Unconscious bias about economic class often surfaces in the workplace. Your brain is on autopilot, based on how you grew up. Mindsets, habits, patterns, opportunities, and experiences are all shaped by the environment in which we experience our lives. Survival, achievement, and connections are also important. Can you live without a credit card and checking account? You have employees who do. Can you move in one day? You have employees who are masters at it. Do you understand the difference between the principal, interest, and escrow payments on your mortgage statement? The more we have experienced, the more versatile we are and the more we can contribute in the workplace.

Our entry-level, lower-wage workers (who often are living in survival mode) experience higher levels of personal instability, which leads to absenteeism, health problems, violations of workplace expectations, and communication conflict. Does this sound like one of your issues? Employees living in the tyranny of the moment focus on meeting their daily survival needs while management is thinking about tomorrow, planning, and focusing on achievement. The two mindsets collide at work, creating conflict.

How can employers support employees who live in economic instability?

First, understand the environment in which you grew up and the environment from which your coworkers come. By doing this, better relationships can evolve, which results in less turmoil.

Second, take a look at the policies, procedures, and benefits of the business, and analyze which of them need revised to better accommodate employees living in instability. You are not lowering expectations in the workplace; instead, you are creating new pathways for business success. A good example is health insurance. You offer health insurance, but the deductible is so high that most of your entry-level employees can’t afford to use it. If employees have lived in daily instability for generations, they may not know how health insurance works. Here are two ideas you might consider: 1) a class provided by a coworker, someone similar to themselves, on how health insurance works; and 2) depositing money during the first fiscal month of a year into employees’ flexible spending accounts so they can afford to use the health insurance benefit. This is a direct financial incentive.   

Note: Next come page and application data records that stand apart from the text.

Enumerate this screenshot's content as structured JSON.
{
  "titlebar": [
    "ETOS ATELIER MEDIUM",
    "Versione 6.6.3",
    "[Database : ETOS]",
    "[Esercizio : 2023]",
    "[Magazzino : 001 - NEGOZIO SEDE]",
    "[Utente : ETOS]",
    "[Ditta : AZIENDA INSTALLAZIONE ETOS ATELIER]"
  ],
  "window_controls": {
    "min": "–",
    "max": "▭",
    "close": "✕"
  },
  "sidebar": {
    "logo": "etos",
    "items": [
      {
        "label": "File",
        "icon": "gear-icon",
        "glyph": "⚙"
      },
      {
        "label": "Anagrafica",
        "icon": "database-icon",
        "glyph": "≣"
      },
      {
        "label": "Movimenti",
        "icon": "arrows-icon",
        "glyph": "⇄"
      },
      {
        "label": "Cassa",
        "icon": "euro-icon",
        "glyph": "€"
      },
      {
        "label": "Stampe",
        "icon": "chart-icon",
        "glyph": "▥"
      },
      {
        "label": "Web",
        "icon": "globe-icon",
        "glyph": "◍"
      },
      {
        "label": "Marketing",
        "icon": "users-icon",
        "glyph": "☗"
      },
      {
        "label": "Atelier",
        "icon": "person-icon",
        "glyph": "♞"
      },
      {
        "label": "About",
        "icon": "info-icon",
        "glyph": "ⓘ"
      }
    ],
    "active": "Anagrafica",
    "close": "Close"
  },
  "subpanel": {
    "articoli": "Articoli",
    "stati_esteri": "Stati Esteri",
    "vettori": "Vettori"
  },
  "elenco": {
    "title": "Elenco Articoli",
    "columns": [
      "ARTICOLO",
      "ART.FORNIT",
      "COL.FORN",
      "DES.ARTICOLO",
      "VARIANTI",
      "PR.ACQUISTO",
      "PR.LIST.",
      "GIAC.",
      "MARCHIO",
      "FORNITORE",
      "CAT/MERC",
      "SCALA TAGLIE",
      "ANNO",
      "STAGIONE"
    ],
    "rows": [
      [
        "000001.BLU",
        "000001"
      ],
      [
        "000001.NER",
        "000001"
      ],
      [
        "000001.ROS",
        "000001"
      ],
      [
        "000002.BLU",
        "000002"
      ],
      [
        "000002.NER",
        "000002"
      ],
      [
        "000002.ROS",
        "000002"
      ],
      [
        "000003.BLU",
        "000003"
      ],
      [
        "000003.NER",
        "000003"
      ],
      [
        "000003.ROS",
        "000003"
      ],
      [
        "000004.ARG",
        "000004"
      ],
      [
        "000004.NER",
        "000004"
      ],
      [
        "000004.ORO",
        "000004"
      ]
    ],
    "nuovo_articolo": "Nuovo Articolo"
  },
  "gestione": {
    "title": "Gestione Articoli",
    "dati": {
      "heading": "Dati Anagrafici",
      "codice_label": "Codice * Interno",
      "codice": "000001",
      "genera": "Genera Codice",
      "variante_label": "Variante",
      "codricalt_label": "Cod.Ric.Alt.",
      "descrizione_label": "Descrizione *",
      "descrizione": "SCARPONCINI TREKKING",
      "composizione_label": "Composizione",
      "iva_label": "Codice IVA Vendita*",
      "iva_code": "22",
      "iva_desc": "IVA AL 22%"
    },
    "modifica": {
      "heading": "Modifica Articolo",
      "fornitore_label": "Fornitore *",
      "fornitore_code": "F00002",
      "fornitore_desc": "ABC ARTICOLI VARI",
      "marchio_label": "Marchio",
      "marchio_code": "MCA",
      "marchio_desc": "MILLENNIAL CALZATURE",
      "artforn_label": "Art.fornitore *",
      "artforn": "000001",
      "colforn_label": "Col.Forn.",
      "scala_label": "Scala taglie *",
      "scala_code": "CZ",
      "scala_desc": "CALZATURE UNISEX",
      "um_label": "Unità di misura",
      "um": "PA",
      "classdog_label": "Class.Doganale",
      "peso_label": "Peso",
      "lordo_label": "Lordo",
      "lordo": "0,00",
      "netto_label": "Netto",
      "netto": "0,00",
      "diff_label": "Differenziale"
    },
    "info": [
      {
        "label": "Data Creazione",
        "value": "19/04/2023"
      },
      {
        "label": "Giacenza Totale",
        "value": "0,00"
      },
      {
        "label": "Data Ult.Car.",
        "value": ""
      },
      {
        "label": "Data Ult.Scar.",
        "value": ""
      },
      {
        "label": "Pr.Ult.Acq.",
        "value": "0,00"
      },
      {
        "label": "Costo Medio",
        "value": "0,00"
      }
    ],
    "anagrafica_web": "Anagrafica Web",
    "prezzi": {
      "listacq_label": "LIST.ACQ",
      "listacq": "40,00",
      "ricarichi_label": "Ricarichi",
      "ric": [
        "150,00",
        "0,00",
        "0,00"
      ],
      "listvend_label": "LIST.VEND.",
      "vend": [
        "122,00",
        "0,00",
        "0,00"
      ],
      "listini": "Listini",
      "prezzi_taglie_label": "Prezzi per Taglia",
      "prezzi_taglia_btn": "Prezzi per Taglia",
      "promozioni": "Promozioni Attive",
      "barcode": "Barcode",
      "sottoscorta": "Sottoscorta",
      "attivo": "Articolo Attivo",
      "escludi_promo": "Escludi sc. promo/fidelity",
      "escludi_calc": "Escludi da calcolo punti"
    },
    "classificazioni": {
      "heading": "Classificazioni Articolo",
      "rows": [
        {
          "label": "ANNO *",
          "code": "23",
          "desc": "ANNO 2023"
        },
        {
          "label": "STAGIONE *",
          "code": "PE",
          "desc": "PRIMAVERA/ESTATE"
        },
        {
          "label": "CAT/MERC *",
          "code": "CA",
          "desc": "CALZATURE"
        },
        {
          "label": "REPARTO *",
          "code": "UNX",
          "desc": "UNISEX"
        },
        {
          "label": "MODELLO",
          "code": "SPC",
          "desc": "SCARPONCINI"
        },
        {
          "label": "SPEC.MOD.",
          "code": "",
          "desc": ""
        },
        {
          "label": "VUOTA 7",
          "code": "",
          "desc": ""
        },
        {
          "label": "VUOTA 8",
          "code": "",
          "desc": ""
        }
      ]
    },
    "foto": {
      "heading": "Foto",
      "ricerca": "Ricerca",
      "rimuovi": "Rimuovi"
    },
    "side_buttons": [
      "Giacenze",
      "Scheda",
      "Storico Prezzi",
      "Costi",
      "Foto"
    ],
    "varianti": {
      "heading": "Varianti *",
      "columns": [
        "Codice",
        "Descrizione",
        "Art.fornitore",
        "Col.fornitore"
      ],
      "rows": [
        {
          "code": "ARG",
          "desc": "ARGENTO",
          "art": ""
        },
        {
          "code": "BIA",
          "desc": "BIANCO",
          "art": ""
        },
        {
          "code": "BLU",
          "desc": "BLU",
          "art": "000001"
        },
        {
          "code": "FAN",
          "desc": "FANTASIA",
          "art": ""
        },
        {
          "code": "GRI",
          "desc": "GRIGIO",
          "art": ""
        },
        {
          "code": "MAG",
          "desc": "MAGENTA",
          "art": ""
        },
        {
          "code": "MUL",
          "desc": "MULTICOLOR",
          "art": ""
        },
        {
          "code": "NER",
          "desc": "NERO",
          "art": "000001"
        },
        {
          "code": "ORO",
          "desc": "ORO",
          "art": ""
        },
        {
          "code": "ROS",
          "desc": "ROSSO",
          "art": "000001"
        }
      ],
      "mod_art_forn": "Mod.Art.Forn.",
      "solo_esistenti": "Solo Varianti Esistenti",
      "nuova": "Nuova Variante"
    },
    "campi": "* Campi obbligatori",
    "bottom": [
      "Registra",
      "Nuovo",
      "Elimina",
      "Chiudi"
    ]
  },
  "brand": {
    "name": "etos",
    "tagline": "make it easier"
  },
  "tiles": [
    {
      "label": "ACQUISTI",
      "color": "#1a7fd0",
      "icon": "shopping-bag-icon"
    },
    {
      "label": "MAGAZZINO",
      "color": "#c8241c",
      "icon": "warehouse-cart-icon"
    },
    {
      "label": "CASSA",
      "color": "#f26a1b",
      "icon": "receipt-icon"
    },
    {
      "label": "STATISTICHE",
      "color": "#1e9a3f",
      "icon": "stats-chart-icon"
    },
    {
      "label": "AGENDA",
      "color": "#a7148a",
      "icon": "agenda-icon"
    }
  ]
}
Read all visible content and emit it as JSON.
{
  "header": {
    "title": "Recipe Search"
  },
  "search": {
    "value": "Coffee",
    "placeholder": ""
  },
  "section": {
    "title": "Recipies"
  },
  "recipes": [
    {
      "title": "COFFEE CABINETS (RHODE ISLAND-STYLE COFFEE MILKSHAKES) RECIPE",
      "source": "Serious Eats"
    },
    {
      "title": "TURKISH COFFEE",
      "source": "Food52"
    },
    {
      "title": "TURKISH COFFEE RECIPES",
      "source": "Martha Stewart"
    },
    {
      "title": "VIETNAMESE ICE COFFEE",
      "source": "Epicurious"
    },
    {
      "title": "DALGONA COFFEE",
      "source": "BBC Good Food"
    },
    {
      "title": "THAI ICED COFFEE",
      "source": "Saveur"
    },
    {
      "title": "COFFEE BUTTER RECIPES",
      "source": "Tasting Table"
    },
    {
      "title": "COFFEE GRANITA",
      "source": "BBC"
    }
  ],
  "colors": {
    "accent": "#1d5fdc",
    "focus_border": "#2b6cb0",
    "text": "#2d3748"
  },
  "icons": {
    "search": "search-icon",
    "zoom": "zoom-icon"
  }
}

Third, create relationships of mutual respect with your entry-level, lower-wage employees. Ask about their families, listen to their stories, and share lunch together. Once employees know they are respected, they will have your back. Since these employees make decisions based on relationships and survival, this is a key component in driving retention.

These three ideas simply scratch the surface of what your business can to avoid workforce instability. It starts with pre-hires and moves on with promoting employees from within. Use these opportunities to grow your brand, improve morale and productivity, and watch your profitability increase.